The Truth About TV & ADD, Part 2
For older kids, the task is trickier. Though the Academy has not issued specific TV-viewing recommendations for children with ADD, James M. Perrin, M.D., an associate professor of Pediatrics at Harvard Medical School and director of pediatrics at Massachusetts General Hospital in Boston, says, "Given how distracting television is, it's very hard to believe that it's good for kids with AD/HD to watch much of it."
Bye-Bye, Tube Time
You may curtail your child's viewing time gradually, but the ultimate goal should be no more than one or two hours a day. Include TV, video and DVD viewing, video game play, and computer use in your calculations - and enforce your rules. Using a timer can help. To ease the adjustment, offer alternatives: Take your kids swimming, go skating together, invite neighborhood kids over for touch football, or encourage your child to take up a hobby or a musical instrument.
Involve your child in setting up the family's TV schedule. Have her select a few favorite programs and plan them as an activity. If they are broadcast in the mid-afternoon, consider recording them to watch on weekends.
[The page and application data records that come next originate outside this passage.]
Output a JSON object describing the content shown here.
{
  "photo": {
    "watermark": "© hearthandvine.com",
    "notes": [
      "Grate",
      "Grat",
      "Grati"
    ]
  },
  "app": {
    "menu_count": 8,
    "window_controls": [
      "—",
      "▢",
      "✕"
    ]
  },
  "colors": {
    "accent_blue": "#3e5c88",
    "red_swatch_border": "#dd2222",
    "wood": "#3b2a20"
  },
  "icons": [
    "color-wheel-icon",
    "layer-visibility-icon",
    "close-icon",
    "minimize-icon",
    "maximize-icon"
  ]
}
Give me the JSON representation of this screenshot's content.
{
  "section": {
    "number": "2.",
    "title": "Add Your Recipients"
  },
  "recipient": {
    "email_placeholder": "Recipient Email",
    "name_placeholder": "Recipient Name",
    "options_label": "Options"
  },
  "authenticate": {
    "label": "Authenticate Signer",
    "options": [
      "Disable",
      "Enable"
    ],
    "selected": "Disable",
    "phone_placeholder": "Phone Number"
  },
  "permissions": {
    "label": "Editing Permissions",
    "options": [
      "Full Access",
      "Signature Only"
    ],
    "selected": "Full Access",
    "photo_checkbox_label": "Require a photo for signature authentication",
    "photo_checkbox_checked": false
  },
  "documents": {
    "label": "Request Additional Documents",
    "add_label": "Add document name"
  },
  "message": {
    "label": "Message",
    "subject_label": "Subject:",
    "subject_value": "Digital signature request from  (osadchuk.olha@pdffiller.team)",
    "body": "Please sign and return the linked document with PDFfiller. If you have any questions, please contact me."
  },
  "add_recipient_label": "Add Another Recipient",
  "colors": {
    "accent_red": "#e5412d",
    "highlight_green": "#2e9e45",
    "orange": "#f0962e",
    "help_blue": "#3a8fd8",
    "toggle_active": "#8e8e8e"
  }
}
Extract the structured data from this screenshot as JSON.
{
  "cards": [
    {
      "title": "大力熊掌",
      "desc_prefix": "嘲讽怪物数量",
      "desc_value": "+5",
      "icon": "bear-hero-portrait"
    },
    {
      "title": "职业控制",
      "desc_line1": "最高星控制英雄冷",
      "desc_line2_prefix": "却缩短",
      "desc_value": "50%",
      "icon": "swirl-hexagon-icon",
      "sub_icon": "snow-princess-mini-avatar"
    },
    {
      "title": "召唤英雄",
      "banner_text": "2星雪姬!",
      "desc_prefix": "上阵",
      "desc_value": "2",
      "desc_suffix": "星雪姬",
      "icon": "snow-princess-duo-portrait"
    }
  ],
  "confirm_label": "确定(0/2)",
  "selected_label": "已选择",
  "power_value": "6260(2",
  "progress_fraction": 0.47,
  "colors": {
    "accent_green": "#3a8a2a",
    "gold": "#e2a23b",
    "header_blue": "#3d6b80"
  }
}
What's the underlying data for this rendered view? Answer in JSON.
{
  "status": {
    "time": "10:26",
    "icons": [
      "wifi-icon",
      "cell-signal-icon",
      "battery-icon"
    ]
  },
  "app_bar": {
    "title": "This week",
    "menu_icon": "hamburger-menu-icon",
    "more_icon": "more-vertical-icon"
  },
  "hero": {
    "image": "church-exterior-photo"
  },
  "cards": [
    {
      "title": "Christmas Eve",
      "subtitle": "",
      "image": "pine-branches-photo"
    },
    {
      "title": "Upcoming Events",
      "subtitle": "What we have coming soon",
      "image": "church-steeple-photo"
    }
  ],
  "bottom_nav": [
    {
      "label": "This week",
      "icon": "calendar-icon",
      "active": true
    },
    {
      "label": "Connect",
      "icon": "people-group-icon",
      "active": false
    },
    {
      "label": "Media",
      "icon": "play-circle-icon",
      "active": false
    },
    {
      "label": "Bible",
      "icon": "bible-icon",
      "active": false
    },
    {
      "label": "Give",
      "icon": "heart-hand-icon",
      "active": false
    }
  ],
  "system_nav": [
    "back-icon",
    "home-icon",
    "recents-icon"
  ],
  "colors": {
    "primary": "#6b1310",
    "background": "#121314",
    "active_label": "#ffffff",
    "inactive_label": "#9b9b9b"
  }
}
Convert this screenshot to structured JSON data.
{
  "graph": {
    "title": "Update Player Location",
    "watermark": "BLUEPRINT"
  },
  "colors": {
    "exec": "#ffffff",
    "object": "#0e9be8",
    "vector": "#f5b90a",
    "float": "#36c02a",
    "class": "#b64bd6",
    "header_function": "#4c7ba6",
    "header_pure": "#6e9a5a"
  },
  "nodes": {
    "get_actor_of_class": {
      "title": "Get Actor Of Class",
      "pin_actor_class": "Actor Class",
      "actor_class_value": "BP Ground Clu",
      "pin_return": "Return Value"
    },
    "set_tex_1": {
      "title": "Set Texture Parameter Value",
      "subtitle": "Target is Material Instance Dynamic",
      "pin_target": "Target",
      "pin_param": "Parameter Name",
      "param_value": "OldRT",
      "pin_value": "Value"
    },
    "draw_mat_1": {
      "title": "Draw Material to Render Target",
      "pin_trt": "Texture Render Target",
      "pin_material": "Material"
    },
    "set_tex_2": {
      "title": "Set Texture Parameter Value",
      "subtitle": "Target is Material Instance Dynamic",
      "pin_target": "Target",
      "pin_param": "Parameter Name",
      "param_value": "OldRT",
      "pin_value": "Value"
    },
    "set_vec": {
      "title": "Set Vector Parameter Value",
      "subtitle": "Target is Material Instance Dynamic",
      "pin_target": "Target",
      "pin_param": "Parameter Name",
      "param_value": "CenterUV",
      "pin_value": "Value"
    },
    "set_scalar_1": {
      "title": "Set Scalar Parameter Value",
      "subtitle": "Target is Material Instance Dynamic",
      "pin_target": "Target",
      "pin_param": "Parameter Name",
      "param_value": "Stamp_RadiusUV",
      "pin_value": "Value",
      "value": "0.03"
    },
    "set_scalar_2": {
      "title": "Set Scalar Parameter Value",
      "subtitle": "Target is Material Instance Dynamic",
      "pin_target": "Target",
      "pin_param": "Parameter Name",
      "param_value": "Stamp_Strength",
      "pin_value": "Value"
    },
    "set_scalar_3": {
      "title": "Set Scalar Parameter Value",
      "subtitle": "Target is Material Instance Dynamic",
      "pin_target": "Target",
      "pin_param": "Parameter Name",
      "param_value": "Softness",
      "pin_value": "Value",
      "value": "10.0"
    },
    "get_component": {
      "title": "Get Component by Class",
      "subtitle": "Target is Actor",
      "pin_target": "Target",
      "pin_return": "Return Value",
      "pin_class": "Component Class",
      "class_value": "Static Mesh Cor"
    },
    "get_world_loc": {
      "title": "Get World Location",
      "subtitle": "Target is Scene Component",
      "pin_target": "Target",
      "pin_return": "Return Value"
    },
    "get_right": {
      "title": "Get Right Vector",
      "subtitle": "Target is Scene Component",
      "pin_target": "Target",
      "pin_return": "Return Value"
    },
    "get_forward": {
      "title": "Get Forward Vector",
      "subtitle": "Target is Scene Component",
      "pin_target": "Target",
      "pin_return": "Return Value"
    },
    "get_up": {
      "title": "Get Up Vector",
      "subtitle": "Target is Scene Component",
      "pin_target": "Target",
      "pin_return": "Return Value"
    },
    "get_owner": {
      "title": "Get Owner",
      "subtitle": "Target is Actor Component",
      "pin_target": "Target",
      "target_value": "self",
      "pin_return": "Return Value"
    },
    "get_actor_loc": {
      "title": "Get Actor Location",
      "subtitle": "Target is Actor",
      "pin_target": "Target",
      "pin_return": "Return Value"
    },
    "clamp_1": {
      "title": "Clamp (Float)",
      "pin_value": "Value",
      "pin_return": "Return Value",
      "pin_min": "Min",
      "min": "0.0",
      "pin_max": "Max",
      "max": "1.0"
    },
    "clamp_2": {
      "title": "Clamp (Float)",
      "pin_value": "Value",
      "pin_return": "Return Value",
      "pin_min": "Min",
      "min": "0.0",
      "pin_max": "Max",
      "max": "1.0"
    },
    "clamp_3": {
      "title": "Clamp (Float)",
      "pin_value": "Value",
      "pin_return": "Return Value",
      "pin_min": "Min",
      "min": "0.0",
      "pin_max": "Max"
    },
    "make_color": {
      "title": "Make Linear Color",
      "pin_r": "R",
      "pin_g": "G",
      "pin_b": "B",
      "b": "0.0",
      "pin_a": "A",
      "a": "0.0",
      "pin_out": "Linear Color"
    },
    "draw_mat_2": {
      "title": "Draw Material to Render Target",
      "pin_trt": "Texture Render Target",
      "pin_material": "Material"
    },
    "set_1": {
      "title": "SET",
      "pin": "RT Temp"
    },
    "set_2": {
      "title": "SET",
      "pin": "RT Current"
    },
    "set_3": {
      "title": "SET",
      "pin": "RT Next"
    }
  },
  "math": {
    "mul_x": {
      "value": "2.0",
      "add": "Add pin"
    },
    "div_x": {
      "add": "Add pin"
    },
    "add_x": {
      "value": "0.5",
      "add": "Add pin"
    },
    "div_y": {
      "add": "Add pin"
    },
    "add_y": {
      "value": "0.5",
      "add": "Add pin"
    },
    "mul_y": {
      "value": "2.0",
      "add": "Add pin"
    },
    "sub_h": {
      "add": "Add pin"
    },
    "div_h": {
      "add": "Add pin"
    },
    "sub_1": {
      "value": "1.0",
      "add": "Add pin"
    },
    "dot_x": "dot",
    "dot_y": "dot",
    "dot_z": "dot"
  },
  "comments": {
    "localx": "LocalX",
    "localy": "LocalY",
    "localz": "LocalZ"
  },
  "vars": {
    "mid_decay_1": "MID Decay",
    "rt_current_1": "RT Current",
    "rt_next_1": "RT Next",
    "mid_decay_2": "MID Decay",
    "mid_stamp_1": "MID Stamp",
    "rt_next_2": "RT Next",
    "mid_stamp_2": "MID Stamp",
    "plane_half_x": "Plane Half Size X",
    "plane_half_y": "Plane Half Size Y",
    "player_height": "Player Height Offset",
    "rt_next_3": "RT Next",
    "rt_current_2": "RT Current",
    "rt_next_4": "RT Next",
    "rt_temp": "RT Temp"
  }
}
Discourage mindless channel surfing. (Consider ditching the remote altogether and putting the cable box up high.) Enforce your rules, such as, No TV until homework is finished.
Assess your own TV habits as well, and keep the TV off until you want to watch a specific program. Never leave it on as background noise. If a program isn't worth your undivided attention, turn it off. "TV is not a white noise that you can easily ignore," Dr. Perrin says. "Eliminating distractions is an important aspect of treating ADD. These children need a quiet space."
It's Show Time
Remember that what your child watches matters as much as the amount of time he spends in front of a screen. Dr. Perrin recommends shows that tell a story over the course of at least five to 10 minutes. These include science and nature programs, such as Nova, and educational videos, which, of course, have no commercial disruptions. Avoid programs with jarring special effects. Whenever possible, make TV time an interactive experience. Watch with your child and ask questions about the action to help him become a more active, discriminating viewer. Don't permit your child to have a personal television set in his bedroom.
If you have children of different ages, you face a special challenge. An older child is unlikely to give up watching her favorite shows for the sake of a younger sibling. Be especially vigilant about the time each child spends in front of the TV, as well as the content of what he's watching. To manage the TV viewing in his home, Dr. Patrick Kilcarr, Ph.D., a clinical psychologist at Georgetown University in Washington, D.C., put a set in the basement for his teenage sons. (Three of his five children have ADD.) The basement set is off-limits to the younger kids. They're not allowed in the basement without asking, and the older sons are expected to help enforce the rules. The upstairs TV is programmed to permit only Nickelodeon or the History Channel on Saturdays, and his teens risk being grounded if they switch that TV to channels that are not appropriate for the little ones.
Bonus TV Time
Using TV as a reward is another gray area. Most experts believe that television time can be a legitimate payoff for a child who's doing his homework, avoiding trouble at school, and sticking to his schedule. As Kilcarr says, "TV has a place in the hierarchy of a child's life." Kids simply need to realize that there's a time and place for TV, rather than seeing it as a source of constant entertainment. Kilcarr, for instance, allows his children to watch a half-hour of TV or a video in the evening, once they've finished their homework and sports practice. However, TV shouldn't be the only kind of reward. Offer alternatives: an hour at the skateboard park, a walk together to get an ice cream, or a new book.
Minimizing TV time increases a parent's responsibility to devise other activities. This is tough for those juggling jobs, two or more children, or the zillion other daily tasks that make life the pressure cooker it can be. But Kilcarr sees a developmental advantage in cutting out TV: Children get the chance to use time on their own. Getting to this point may take a while and it may require some prodding, but, ultimately, your child will develop ways to entertain himself. Everyone benefits.
As ADD awareness increases and research into the effects of television on children progresses, experts may indeed find more definitive links. In the meantime, it's essential to exercise caution where television and kids are concerned. You may be surprised at just how little your children really miss the TV if you help them fill their time with more interesting activities that speak to their passions.
This article comes from the February/March 2005 issue of ADDitude.